From the records below, find each line with the string "accel" and copy it.

■ Data supplied ■
--

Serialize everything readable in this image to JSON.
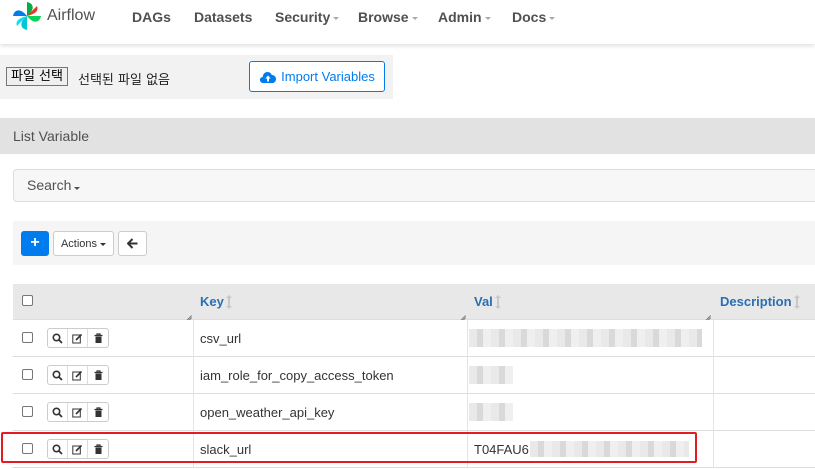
{
  "brand": {
    "name": "Airflow",
    "icon": "airflow-pinwheel-icon"
  },
  "nav": [
    {
      "label": "DAGs",
      "dropdown": false
    },
    {
      "label": "Datasets",
      "dropdown": false
    },
    {
      "label": "Security",
      "dropdown": true
    },
    {
      "label": "Browse",
      "dropdown": true
    },
    {
      "label": "Admin",
      "dropdown": true
    },
    {
      "label": "Docs",
      "dropdown": true
    }
  ],
  "file_input": {
    "button_label": "파일 선택",
    "status": "선택된 파일 없음"
  },
  "import_button": {
    "label": "Import Variables",
    "icon": "cloud-upload-icon"
  },
  "panel_title": "List Variable",
  "search": {
    "label": "Search"
  },
  "toolbar": {
    "add_label": "+",
    "actions_label": "Actions",
    "back_icon": "arrow-left-icon"
  },
  "table": {
    "columns": [
      "Key",
      "Val",
      "Description"
    ],
    "rows": [
      {
        "key": "csv_url",
        "val": ""
      },
      {
        "key": "iam_role_for_copy_access_token",
        "val": ""
      },
      {
        "key": "open_weather_api_key",
        "val": ""
      },
      {
        "key": "slack_url",
        "val": "T04FAU6"
      }
    ]
  },
  "colors": {
    "accent": "#017cee",
    "highlight": "#e31c24",
    "header_link": "#2a6fb3"
  }
}
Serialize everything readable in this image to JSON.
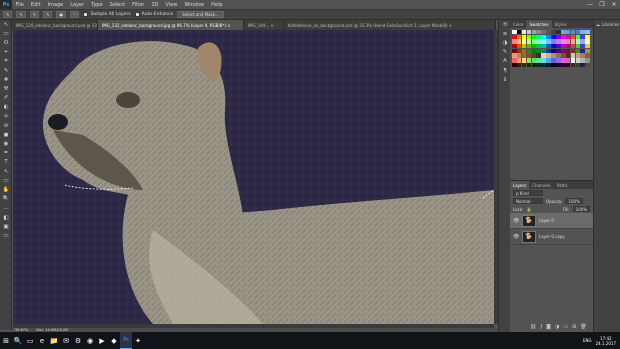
{
  "app": {
    "logo": "Ps"
  },
  "menu": [
    "File",
    "Edit",
    "Image",
    "Layer",
    "Type",
    "Select",
    "Filter",
    "3D",
    "View",
    "Window",
    "Help"
  ],
  "window_controls": [
    "—",
    "❐",
    "✕"
  ],
  "options": {
    "sample_all_layers": "Sample All Layers",
    "auto_enhance": "Auto-Enhance",
    "select_and_mask": "Select and Mask..."
  },
  "tabs": [
    {
      "label": "IMG_120_edelanc_background.psd @ 33.3% (Layer 0, RGB/8) ×",
      "active": false
    },
    {
      "label": "IMG_132_edelanc_background.jpg @ 96.7% (Layer 0, RGB/8*) ×",
      "active": true
    },
    {
      "label": "IMG_149... ×",
      "active": false
    },
    {
      "label": "Kohlebhane_no_background.psd @ 33.3% (Hund Gebräuchlich 1, Layer Mask/8) ×",
      "active": false
    }
  ],
  "tools": [
    "↖",
    "▭",
    "ʘ",
    "⌖",
    "⌗",
    "✎",
    "✚",
    "⚒",
    "✐",
    "◐",
    "⌂",
    "⊘",
    "◼",
    "◉",
    "✒",
    "T",
    "↖",
    "▭",
    "✋",
    "🔍",
    "…",
    "◧",
    "▣",
    "▭"
  ],
  "status": {
    "zoom": "96.67%",
    "doc": "Doc: 10.0M/25.0M"
  },
  "swatch_panel": {
    "tabs": [
      "Color",
      "Swatches",
      "Styles"
    ],
    "active": "Swatches"
  },
  "swatch_colors": [
    "#ffffff",
    "#000000",
    "#e8e8e8",
    "#c8c8c8",
    "#a0a0a0",
    "#888888",
    "#707070",
    "#585858",
    "#404040",
    "#2c2c2c",
    "#6aa8ff",
    "#5b9cf0",
    "#4d8ee0",
    "#3f80d0",
    "#78b0ff",
    "#8cc0ff",
    "#ff0000",
    "#ff7f00",
    "#ffff00",
    "#7fff00",
    "#00ff00",
    "#00ff7f",
    "#00ffff",
    "#007fff",
    "#0000ff",
    "#7f00ff",
    "#ff00ff",
    "#ff007f",
    "#ff4040",
    "#40ff40",
    "#4040ff",
    "#ffff40",
    "#ff8080",
    "#ffbf80",
    "#ffff80",
    "#bfff80",
    "#80ff80",
    "#80ffbf",
    "#80ffff",
    "#80bfff",
    "#8080ff",
    "#bf80ff",
    "#ff80ff",
    "#ff80bf",
    "#ffa0a0",
    "#a0ffa0",
    "#a0a0ff",
    "#ffffa0",
    "#c00000",
    "#c06000",
    "#c0c000",
    "#60c000",
    "#00c000",
    "#00c060",
    "#00c0c0",
    "#0060c0",
    "#0000c0",
    "#6000c0",
    "#c000c0",
    "#c00060",
    "#d04040",
    "#40d040",
    "#4040d0",
    "#d0d040",
    "#800000",
    "#804000",
    "#808000",
    "#408000",
    "#008000",
    "#008040",
    "#008080",
    "#004080",
    "#000080",
    "#400080",
    "#800080",
    "#800040",
    "#a02020",
    "#20a020",
    "#2020a0",
    "#a0a020",
    "#e0a080",
    "#c08060",
    "#a06040",
    "#805030",
    "#604020",
    "#403020",
    "#f0d0b0",
    "#d0b090",
    "#b09070",
    "#907050",
    "#705030",
    "#503010",
    "#e0c0a0",
    "#c0a080",
    "#a08060",
    "#806040",
    "#ff6060",
    "#ffa060",
    "#ffe060",
    "#a0e060",
    "#60e060",
    "#60e0a0",
    "#60e0e0",
    "#60a0e0",
    "#6060e0",
    "#a060e0",
    "#e060e0",
    "#e060a0",
    "#f0f0f0",
    "#d0d0d0",
    "#b0b0b0",
    "#909090",
    "#300000",
    "#302000",
    "#303000",
    "#103000",
    "#003000",
    "#003020",
    "#003030",
    "#001830",
    "#000030",
    "#180030",
    "#300030",
    "#300018",
    "#502020",
    "#205020",
    "#202050",
    "#505020"
  ],
  "layers_panel": {
    "tabs": [
      "Layers",
      "Channels",
      "Paths"
    ],
    "active": "Layers",
    "kind": "ρ Kind",
    "blend_mode": "Normal",
    "opacity_label": "Opacity:",
    "opacity": "100%",
    "lock_label": "Lock:",
    "fill_label": "Fill:",
    "fill": "100%",
    "layers": [
      {
        "name": "Layer 0",
        "selected": true
      },
      {
        "name": "Layer 0 copy",
        "selected": false
      }
    ]
  },
  "right_panel": {
    "libraries": "Libraries"
  },
  "taskbar": {
    "icons": [
      "⊞",
      "🔍",
      "▭",
      "e",
      "📁",
      "✉",
      "⚙",
      "◉",
      "▶",
      "◆",
      "Ps",
      "✦"
    ],
    "language": "ENG",
    "time": "17:42",
    "date": "24.1.2017"
  }
}
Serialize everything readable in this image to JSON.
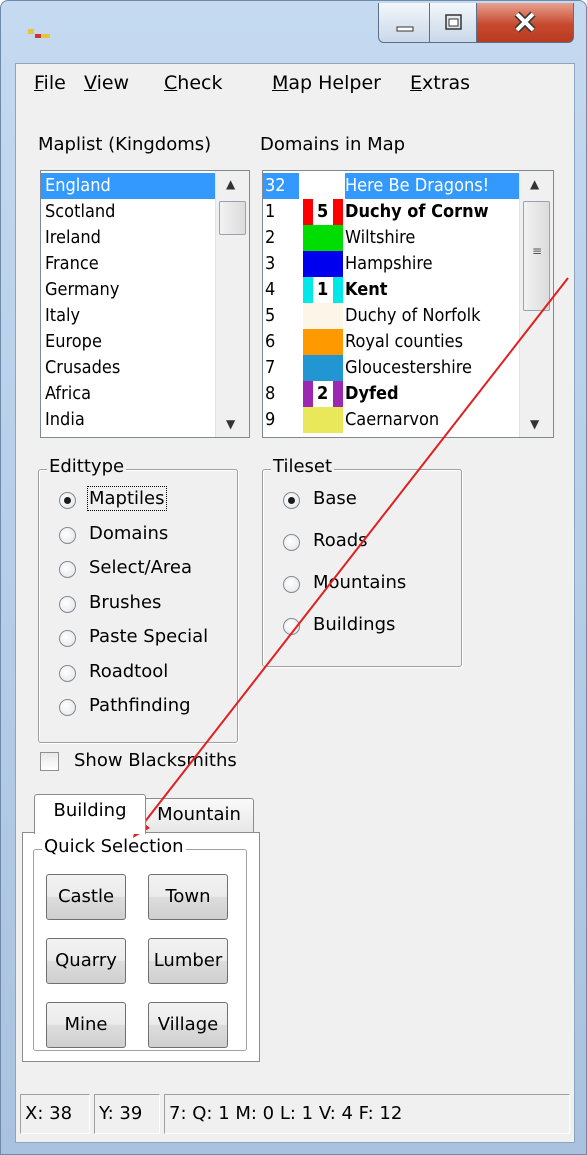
{
  "window": {
    "title": ""
  },
  "menu": [
    {
      "label": "File",
      "accel": "F",
      "rest": "ile"
    },
    {
      "label": "View",
      "accel": "V",
      "rest": "iew"
    },
    {
      "label": "Check",
      "accel": "C",
      "rest": "heck"
    },
    {
      "label": "Map Helper",
      "accel": "M",
      "rest": "ap Helper"
    },
    {
      "label": "Extras",
      "accel": "E",
      "rest": "xtras"
    }
  ],
  "maplist": {
    "label": "Maplist (Kingdoms)",
    "selected": "England",
    "items": [
      "England",
      "Scotland",
      "Ireland",
      "France",
      "Germany",
      "Italy",
      "Europe",
      "Crusades",
      "Africa",
      "India"
    ]
  },
  "domains": {
    "label": "Domains in Map",
    "selected_index": 0,
    "rows": [
      {
        "id": "32",
        "num": "",
        "name": "Here Be Dragons!",
        "color": "#ffffff",
        "bold": false
      },
      {
        "id": "1",
        "num": "5",
        "name": "Duchy of Cornw",
        "color": "#ff0000",
        "bold": true
      },
      {
        "id": "2",
        "num": "",
        "name": "Wiltshire",
        "color": "#00dd00",
        "bold": false
      },
      {
        "id": "3",
        "num": "",
        "name": "Hampshire",
        "color": "#0000ee",
        "bold": false
      },
      {
        "id": "4",
        "num": "1",
        "name": "Kent",
        "color": "#00e8e8",
        "bold": true
      },
      {
        "id": "5",
        "num": "",
        "name": "Duchy of Norfolk",
        "color": "#fdf6e8",
        "bold": false
      },
      {
        "id": "6",
        "num": "",
        "name": "Royal counties",
        "color": "#ff9900",
        "bold": false
      },
      {
        "id": "7",
        "num": "",
        "name": "Gloucestershire",
        "color": "#2196d3",
        "bold": false
      },
      {
        "id": "8",
        "num": "2",
        "name": "Dyfed",
        "color": "#9c27b0",
        "bold": true
      },
      {
        "id": "9",
        "num": "",
        "name": "Caernarvon",
        "color": "#e8e85a",
        "bold": false
      }
    ]
  },
  "edittype": {
    "title": "Edittype",
    "selected": "Maptiles",
    "options": [
      "Maptiles",
      "Domains",
      "Select/Area",
      "Brushes",
      "Paste Special",
      "Roadtool",
      "Pathfinding"
    ]
  },
  "tileset": {
    "title": "Tileset",
    "selected": "Base",
    "options": [
      "Base",
      "Roads",
      "Mountains",
      "Buildings"
    ]
  },
  "show_blacksmiths": {
    "label": "Show Blacksmiths",
    "checked": false
  },
  "tabs": [
    {
      "label": "Building",
      "active": true
    },
    {
      "label": "Mountain",
      "active": false
    }
  ],
  "quick_selection": {
    "title": "Quick Selection",
    "buttons": [
      "Castle",
      "Town",
      "Quarry",
      "Lumber",
      "Mine",
      "Village"
    ]
  },
  "status": {
    "x": "X: 38",
    "y": "Y: 39",
    "info": "7: Q: 1 M: 0 L: 1 V: 4 F: 12"
  },
  "colors": {
    "selection": "#3399ff",
    "annotation_arrow": "#e02020",
    "close_button": "#c74a2e"
  }
}
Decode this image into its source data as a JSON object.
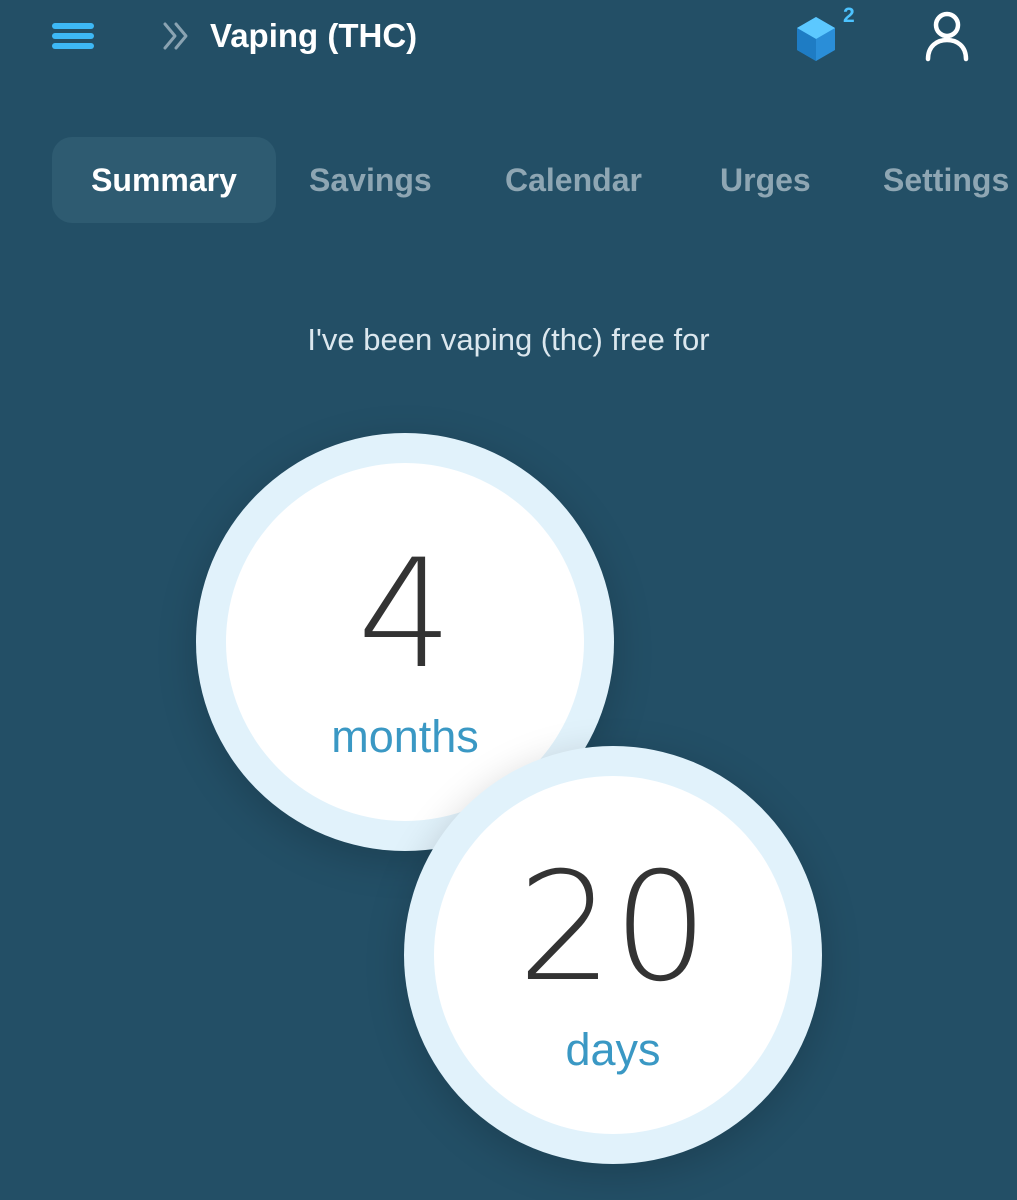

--

■ Result for this task ■
      "accel": "F",
      "accel": "V",
      "accel": "C",
      "accel": "M",
      "accel": "E",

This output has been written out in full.